Compressed air systems will typically produce output that contains moisture and small amounts of liquid lubrication oil. Leaving the compressor, the air is hot. As it cools, the moisture will condense in the piping system and utilization equipment without a means to remove it. Coalescing filters, properly located throughout the system, will trap and remove liquids entrained in the compressed air stream. The nature of the filter media also results in efficient capture of solid contaminants, such as rust, dust, welding flash and more.

The installation must route the compressed air through the filter in the proper direction. Improperly piped units can have their automatic drain function inhibited, leading to failure and a need to reconnect the unit correctly. Size selection is simplified with tables providing maximum flow rate for rated filtration performance. Oversizing a selection will not produce a negative impact. The filter media pressure drop increases as solids are collected and retained, requiring replacement when pressure drop is excessive.

Share your compressed air system requirements and challenges with filtration specialists. Leverage your own knowledge and experience with their product application expertise to develop an effective solution.


Thursday, February 22, 2018

Pressure Regulating Valves

pressure regulating valve
Pressure regulating valve, or pressure regulator.
One of many types.
Image courtesy Cash Valve
Pressure regulating valves (PRV) are common components of many processes and equipment. The function of a PRV is to maintain a desired outlet fluid pressure under varying conditions of supply pressure or outlet flow demand.

Many variants exist in the market, each specifically designed to address a range of process conditions or offset a performance characteristic deemed undesirable in another design. Each has a suitable place in the range of possible applications, with cost, size, construction material and complexity primary differences among the offerings.

In its simplest form, a pressure regulating valve (PRV) consists of a flow restricting element, a measuring element, and a setpoint element. Outlet pressure applies force to the measuring element, often a diaphragm. As the outlet pressure increases, the diaphragm will move the flow restricting element toward the closed position, reducing the flow from the inlet. The restricting element is commonly a plug, disk, or some other recognizable valve trim arrangement. The setpoint element, likely a spring, provides a counterbalancing force on the diaphragm. When the force applied to the diaphragm by the outlet pressure reaches equilibrium with the counterbalancing force applied by the spring, movement of the restricting element stops. In this way, outlet pressure is controlled without the need for electric power, sensors, transmitters, or even a process controller. The entire assembly is self-contained and requires little attention.
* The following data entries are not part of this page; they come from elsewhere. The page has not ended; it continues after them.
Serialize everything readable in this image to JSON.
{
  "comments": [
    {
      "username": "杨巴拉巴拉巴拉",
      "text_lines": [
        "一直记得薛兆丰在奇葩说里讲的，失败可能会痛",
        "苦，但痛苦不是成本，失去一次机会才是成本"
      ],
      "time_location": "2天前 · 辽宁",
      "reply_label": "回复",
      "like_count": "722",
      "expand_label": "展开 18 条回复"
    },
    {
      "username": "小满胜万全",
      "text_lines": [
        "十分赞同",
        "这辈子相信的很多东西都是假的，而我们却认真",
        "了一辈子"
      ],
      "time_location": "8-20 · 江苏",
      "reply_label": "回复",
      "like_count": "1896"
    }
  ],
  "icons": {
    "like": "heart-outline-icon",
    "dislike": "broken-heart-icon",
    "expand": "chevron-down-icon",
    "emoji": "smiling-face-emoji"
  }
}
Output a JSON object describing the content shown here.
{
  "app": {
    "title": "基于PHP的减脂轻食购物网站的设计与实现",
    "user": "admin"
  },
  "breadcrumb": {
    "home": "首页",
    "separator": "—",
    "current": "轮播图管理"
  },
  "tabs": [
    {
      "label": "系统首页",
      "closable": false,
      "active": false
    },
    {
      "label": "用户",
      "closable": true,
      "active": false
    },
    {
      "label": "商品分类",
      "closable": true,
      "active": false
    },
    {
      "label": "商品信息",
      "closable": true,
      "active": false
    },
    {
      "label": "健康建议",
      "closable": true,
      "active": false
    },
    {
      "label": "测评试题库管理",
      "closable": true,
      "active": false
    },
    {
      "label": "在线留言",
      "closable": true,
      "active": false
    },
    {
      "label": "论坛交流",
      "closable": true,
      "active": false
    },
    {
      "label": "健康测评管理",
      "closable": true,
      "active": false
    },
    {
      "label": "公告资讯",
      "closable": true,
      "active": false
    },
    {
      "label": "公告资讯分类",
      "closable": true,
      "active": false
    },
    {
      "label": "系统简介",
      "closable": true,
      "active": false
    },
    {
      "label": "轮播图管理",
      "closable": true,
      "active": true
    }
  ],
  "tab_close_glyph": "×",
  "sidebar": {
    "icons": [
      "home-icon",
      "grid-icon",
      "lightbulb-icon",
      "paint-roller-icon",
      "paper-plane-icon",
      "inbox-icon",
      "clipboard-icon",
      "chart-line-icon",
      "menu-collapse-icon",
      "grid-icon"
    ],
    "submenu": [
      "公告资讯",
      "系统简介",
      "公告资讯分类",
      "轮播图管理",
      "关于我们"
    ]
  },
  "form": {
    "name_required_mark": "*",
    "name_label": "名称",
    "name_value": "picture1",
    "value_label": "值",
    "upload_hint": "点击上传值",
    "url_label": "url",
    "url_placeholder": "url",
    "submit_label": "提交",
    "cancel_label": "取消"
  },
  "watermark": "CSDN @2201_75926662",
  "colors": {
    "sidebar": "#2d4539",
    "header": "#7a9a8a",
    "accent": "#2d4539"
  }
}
Selecting a PRV for an application requires coordinated consideration of process performance range, desired conditions, and valve attributes to produce a selection that will provide the desired service. A valve improperly selected for an application may perform poorly. Some of the items to be considered include:
  • PRV Type
  • Body size
  • Construction
  • Pressure Ratings
  • Maximum Flow Rate
  • Outlet Pressure Range
  • Accuracy
  • Inlet Pressure
  • Orifice Diameter
  • Response Speed
  • Turn-Down Ratio
A PRV is not a safety device. An independent means must be provided to protect the system from excessive pressure. Product specialists are a good source of help in selecting a properly sized and configured valve for an application. Share your fluid process control challenges with a product application specialist. Leverage your own process knowledge and experience with their product application expertise to develop an effective solution.